age | ||
visits | member for | 5 years, 3 months |
seen | 20 hours ago | |
stats | profile views | 1,045 |
Dec 21 |
awarded | Nice Answer |
Dec 19 |
comment |
Why relativization can't solve NP !=P?
Yes, I forever lament (and I think many others do too) that the notation for oracles in complexity theory is very broken and confusing. (Ilya gives the canonical example of this, regarding IP and PSPACE.) As others are saying here, you actually define oracles relative to a machine class (i.e., model of computation), not relative to languages or complexity classes. Let's not even get started on the meaning of relativization with respect to promise problems... |
Nov 25 |
comment |
lower-bound for $Pr[X\geq EX]$
@fedja: I'm almost certain it's still open. I took a small try at it once. But besides agreeing with the fact (written in Feige's paper) that with enough painful work one could probably push his $c$ up a little bit beyond the $1/13$ (or whatever) he achieves, I had no ideas :) |
Nov 25 |
comment |
lower-bound for $Pr[X\geq EX]$
I agree the question has issues, but while we're all here, I'm reminded of a beautiful problem of Uri Feige's, which at first glance seems like it cannot possibly be hard. (Warning: it is hard.) Let $X_1, \dots, X_n$ be independent and nonnegative, with $E[X_i] = 1$ for all $i$. Can one prove that $Pr[X_1 + \dots + X_n < n+1] \geq c$ for some universal constant $c > 0$? Can one achieve $c = 1/e$? |
Nov 13 |
awarded | Popular Question |
Nov 9 |
awarded | Notable Question |
Oct 18 |
awarded | Yearling |
Oct 14 |
awarded | Explainer |
Oct 14 |
revised |
What is the minimal $C_k$, such that every $f\colon \{-1,1\}^n\to \mathbb{R}$ of degree at most $k$ satisfies $\|f\|_2\le C_k\|f\|_1$
altered URL |
Oct 14 |
answered | What is the minimal $C_k$, such that every $f\colon \{-1,1\}^n\to \mathbb{R}$ of degree at most $k$ satisfies $\|f\|_2\le C_k\|f\|_1$ |

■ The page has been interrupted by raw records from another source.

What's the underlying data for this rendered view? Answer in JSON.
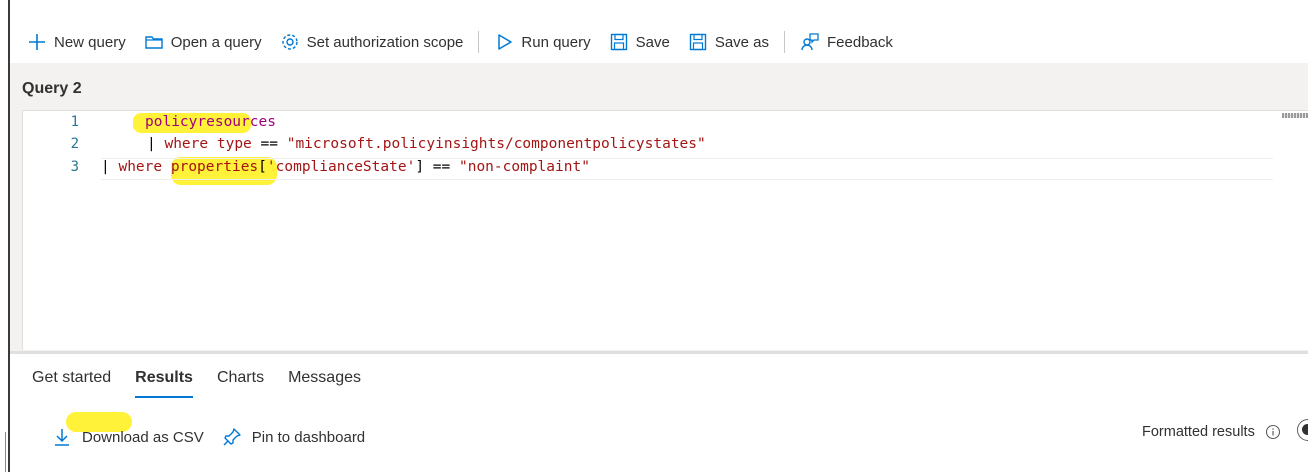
{
  "toolbar": {
    "new_query": "New query",
    "open_query": "Open a query",
    "set_scope": "Set authorization scope",
    "run_query": "Run query",
    "save": "Save",
    "save_as": "Save as",
    "feedback": "Feedback"
  },
  "query": {
    "title": "Query 2",
    "lines": [
      {
        "number": "1",
        "table": "policyresources"
      },
      {
        "number": "2",
        "pipe": "|",
        "keyword": "where",
        "field": "type",
        "operator": "==",
        "value": "\"microsoft.policyinsights/componentpolicystates\""
      },
      {
        "number": "3",
        "pipe": "|",
        "keyword": "where",
        "field": "properties",
        "open_bracket": "[",
        "key": "'complianceState'",
        "close_bracket": "]",
        "operator": "==",
        "value": "\"non-complaint\""
      }
    ]
  },
  "tabs": [
    "Get started",
    "Results",
    "Charts",
    "Messages"
  ],
  "active_tab": "Results",
  "results": {
    "download_csv": "Download as CSV",
    "pin_dashboard": "Pin to dashboard",
    "formatted_results": "Formatted results",
    "formatted_results_on": true
  },
  "icons": {
    "new_query": "plus-icon",
    "open_query": "folder-open-icon",
    "set_scope": "gear-icon",
    "run_query": "play-icon",
    "save": "save-icon",
    "save_as": "save-as-icon",
    "feedback": "feedback-person-icon",
    "download": "download-icon",
    "pin": "pin-icon",
    "info": "info-icon"
  },
  "colors": {
    "accent": "#0078d4",
    "highlight": "#ffee00",
    "keyword": "#a31515",
    "table_name": "#a0007e",
    "line_number": "#237893"
  }
}
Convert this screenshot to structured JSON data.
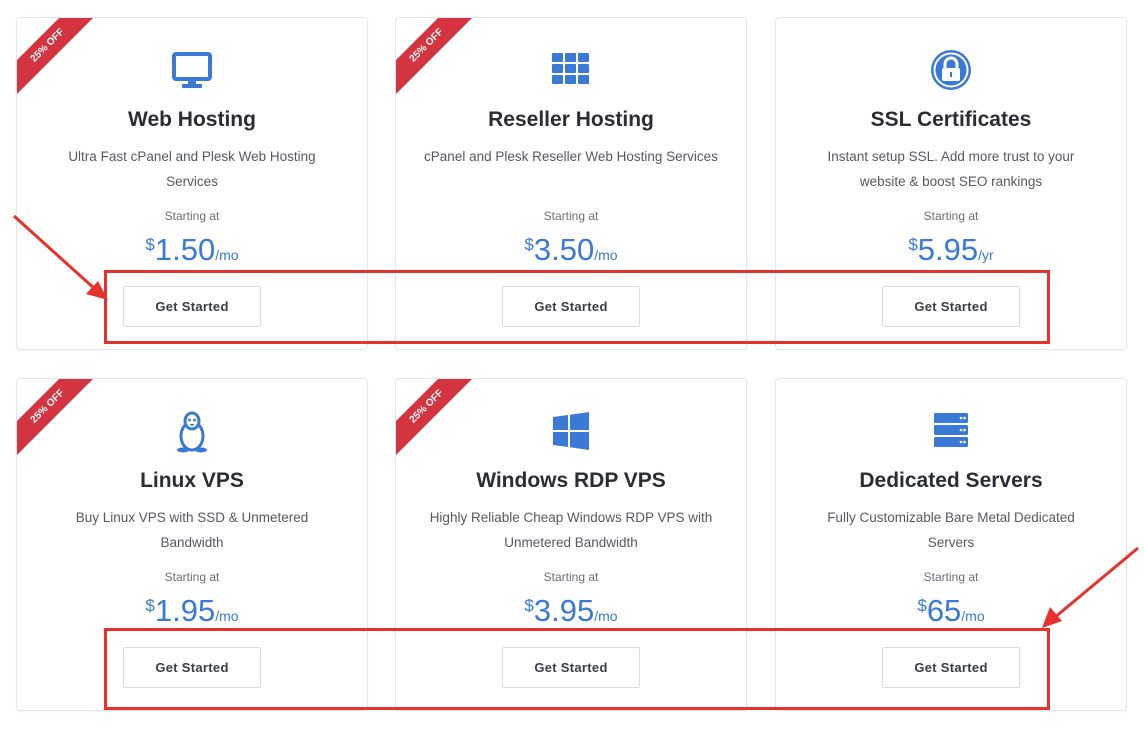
{
  "cards": [
    {
      "title": "Web Hosting",
      "desc": "Ultra Fast cPanel and Plesk Web Hosting Services",
      "starting": "Starting at",
      "currency": "$",
      "amount": "1.50",
      "period": "/mo",
      "badge": "25% OFF",
      "cta": "Get Started",
      "icon": "monitor-icon"
    },
    {
      "title": "Reseller Hosting",
      "desc": "cPanel and Plesk Reseller Web Hosting Services",
      "starting": "Starting at",
      "currency": "$",
      "amount": "3.50",
      "period": "/mo",
      "badge": "25% OFF",
      "cta": "Get Started",
      "icon": "grid-icon"
    },
    {
      "title": "SSL Certificates",
      "desc": "Instant setup SSL. Add more trust to your website & boost SEO rankings",
      "starting": "Starting at",
      "currency": "$",
      "amount": "5.95",
      "period": "/yr",
      "badge": "",
      "cta": "Get Started",
      "icon": "lock-icon"
    },
    {
      "title": "Linux VPS",
      "desc": "Buy Linux VPS with SSD & Unmetered Bandwidth",
      "starting": "Starting at",
      "currency": "$",
      "amount": "1.95",
      "period": "/mo",
      "badge": "25% OFF",
      "cta": "Get Started",
      "icon": "linux-penguin-icon"
    },
    {
      "title": "Windows RDP VPS",
      "desc": "Highly Reliable Cheap Windows RDP VPS with Unmetered Bandwidth",
      "starting": "Starting at",
      "currency": "$",
      "amount": "3.95",
      "period": "/mo",
      "badge": "25% OFF",
      "cta": "Get Started",
      "icon": "windows-icon"
    },
    {
      "title": "Dedicated Servers",
      "desc": "Fully Customizable Bare Metal Dedicated Servers",
      "starting": "Starting at",
      "currency": "$",
      "amount": "65",
      "period": "/mo",
      "badge": "",
      "cta": "Get Started",
      "icon": "server-icon"
    }
  ],
  "colors": {
    "accent": "#3a79d6",
    "ribbon": "#d3343f",
    "annotation": "#e5322d"
  }
}
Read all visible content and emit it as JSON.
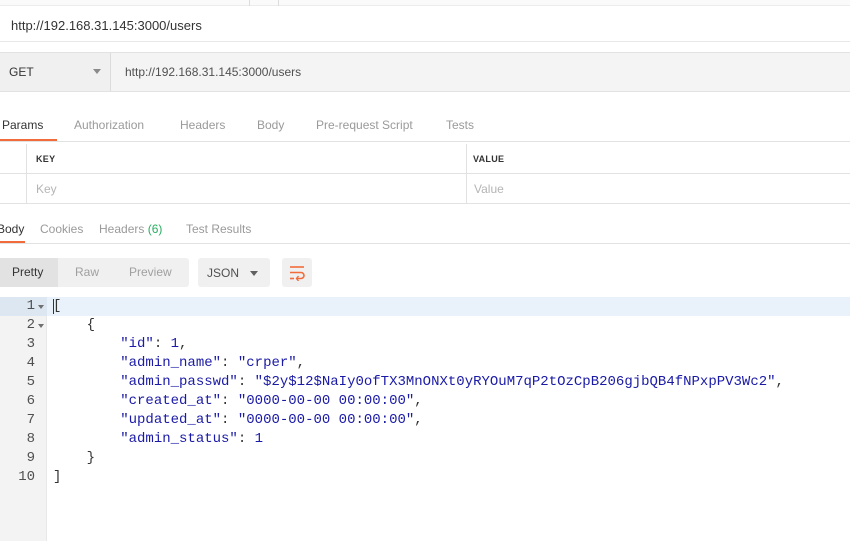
{
  "tab": {
    "title": "http://192.168.31.145:3000/users"
  },
  "request": {
    "method": "GET",
    "url": "http://192.168.31.145:3000/users"
  },
  "request_tabs": [
    {
      "label": "Params",
      "active": true
    },
    {
      "label": "Authorization"
    },
    {
      "label": "Headers"
    },
    {
      "label": "Body"
    },
    {
      "label": "Pre-request Script"
    },
    {
      "label": "Tests"
    }
  ],
  "params_table": {
    "key_header": "KEY",
    "value_header": "VALUE",
    "key_placeholder": "Key",
    "value_placeholder": "Value"
  },
  "response_tabs": [
    {
      "label": "Body",
      "active": true
    },
    {
      "label": "Cookies"
    },
    {
      "label": "Headers",
      "count": "(6)"
    },
    {
      "label": "Test Results"
    }
  ],
  "view_modes": [
    {
      "label": "Pretty",
      "active": true
    },
    {
      "label": "Raw"
    },
    {
      "label": "Preview"
    }
  ],
  "format": {
    "selected": "JSON"
  },
  "icons": {
    "method_dropdown": "chevron-down-icon",
    "format_dropdown": "chevron-down-icon",
    "wrap": "wrap-lines-icon"
  },
  "colors": {
    "accent": "#f26b3a",
    "json_value": "#1a1aa6",
    "badge": "#27ae60"
  },
  "editor": {
    "line_numbers": [
      "1",
      "2",
      "3",
      "4",
      "5",
      "6",
      "7",
      "8",
      "9",
      "10"
    ],
    "lines": [
      {
        "indent": "",
        "text": "["
      },
      {
        "indent": "    ",
        "text": "{"
      },
      {
        "indent": "        ",
        "key": "\"id\"",
        "sep": ": ",
        "value": "1",
        "end": ","
      },
      {
        "indent": "        ",
        "key": "\"admin_name\"",
        "sep": ": ",
        "value": "\"crper\"",
        "end": ","
      },
      {
        "indent": "        ",
        "key": "\"admin_passwd\"",
        "sep": ": ",
        "value": "\"$2y$12$NaIy0ofTX3MnONXt0yRYOuM7qP2tOzCpB206gjbQB4fNPxpPV3Wc2\"",
        "end": ","
      },
      {
        "indent": "        ",
        "key": "\"created_at\"",
        "sep": ": ",
        "value": "\"0000-00-00 00:00:00\"",
        "end": ","
      },
      {
        "indent": "        ",
        "key": "\"updated_at\"",
        "sep": ": ",
        "value": "\"0000-00-00 00:00:00\"",
        "end": ","
      },
      {
        "indent": "        ",
        "key": "\"admin_status\"",
        "sep": ": ",
        "value": "1",
        "end": ""
      },
      {
        "indent": "    ",
        "text": "}"
      },
      {
        "indent": "",
        "text": "]"
      }
    ]
  }
}
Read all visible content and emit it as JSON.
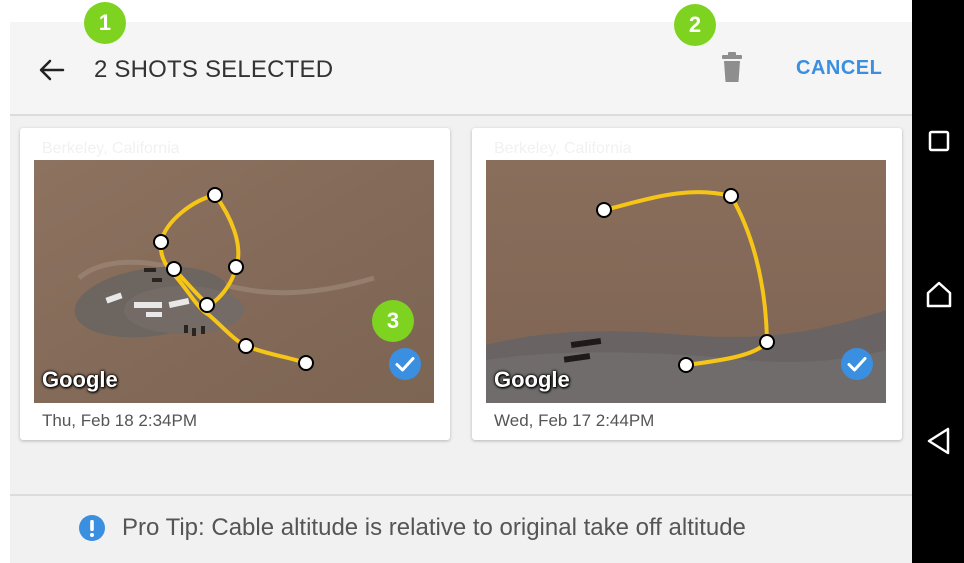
{
  "header": {
    "title": "2 SHOTS SELECTED",
    "cancel_label": "CANCEL",
    "back_icon": "arrow-left-icon",
    "delete_icon": "trash-icon"
  },
  "shots": [
    {
      "location": "Berkeley, California",
      "date": "Thu, Feb 18 2:34PM",
      "map_label": "Google",
      "selected": true
    },
    {
      "location": "Berkeley, California",
      "date": "Wed, Feb 17 2:44PM",
      "map_label": "Google",
      "selected": true
    }
  ],
  "pro_tip": "Pro Tip: Cable altitude is relative to original take off altitude",
  "annotations": [
    "1",
    "2",
    "3"
  ],
  "colors": {
    "accent": "#3b8fe0",
    "path": "#f5c518",
    "badge": "#7ed321",
    "terrain": "#8a6e5a"
  },
  "system_nav": [
    "recents-square-icon",
    "home-icon",
    "back-triangle-icon"
  ]
}
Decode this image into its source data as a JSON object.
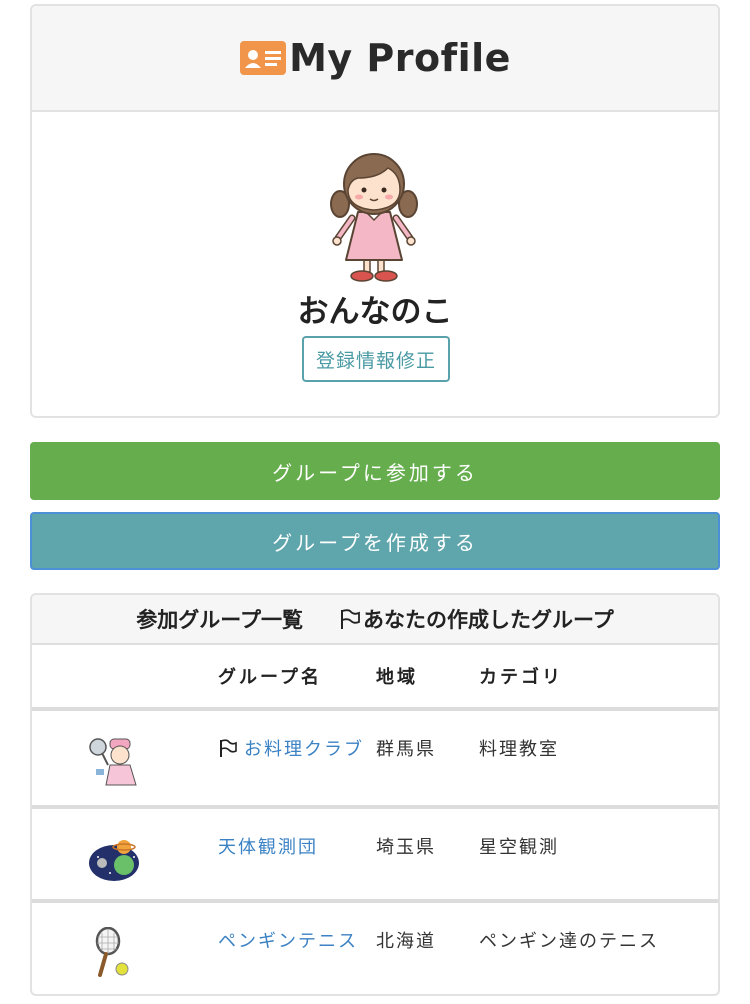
{
  "header": {
    "title": "My Profile",
    "icon": "id-card-icon"
  },
  "profile": {
    "name": "おんなのこ",
    "edit_label": "登録情報修正",
    "avatar": "girl-avatar"
  },
  "actions": {
    "join_label": "グループに参加する",
    "create_label": "グループを作成する"
  },
  "groups": {
    "title": "参加グループ一覧",
    "legend": "あなたの作成したグループ",
    "columns": [
      "グループ名",
      "地域",
      "カテゴリ"
    ],
    "rows": [
      {
        "name": "お料理クラブ",
        "area": "群馬県",
        "category": "料理教室",
        "owned": true,
        "thumb": "cook-thumbnail"
      },
      {
        "name": "天体観測団",
        "area": "埼玉県",
        "category": "星空観測",
        "owned": false,
        "thumb": "planet-thumbnail"
      },
      {
        "name": "ペンギンテニス",
        "area": "北海道",
        "category": "ペンギン達のテニス",
        "owned": false,
        "thumb": "tennis-racket-thumbnail"
      }
    ]
  },
  "colors": {
    "join": "#65ad4d",
    "create": "#5fa5ac",
    "link": "#3b82c4",
    "id_card": "#f0954a"
  }
}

Sep 2 |
awarded | Nice Question |
Jul 20 |
answered | Random RSK and Plancherel Measure |
Jul 2 |
awarded | Curious |
Jun 4 |
awarded | Revival |
Jan 13 |
awarded | Nice Question |
Jan 3 |
comment |
Computation complexity of calculating the cdf of an n-th dimensional gaussian random vector
essentially needs to know a point inside the convex set to "get started". Since your set is an explicitly given intersection of n halfspaces, it should be straightforward to explicitly obtain such a point. In other words, I feel that it should be possible to work around the requirement and apply the Cousins-Vempala paper to your setting. |
Jan 3 |
comment |
Computation complexity of calculating the cdf of an n-th dimensional gaussian random vector
Ah, good question. Okay, it occurs to me now that for relative accuracy $\epsilon$ you should be able to do it in time $\mathrm{poly}(n/\epsilon)$ using this paper of Cousins and Vempala (or those that it cites): arxiv.org/abs/1306.5829 It gives such an approximation for the Gaussian volume of any convex set, in fact. A small catch is that it requires some technical condition like the set containing the unit ball. However, from what I know of this subject, that is not a very strict requirement. It's more like a simple example of a possible requirement; really, the algorithm just |
Jan 3 |
answered | Computation complexity of calculating the cdf of an n-th dimensional gaussian random vector |
Nov 27 |
awarded | Citizen Patrol |
Nov 13 |
answered | Cardinality of intersection of a random subset with a fixed subset |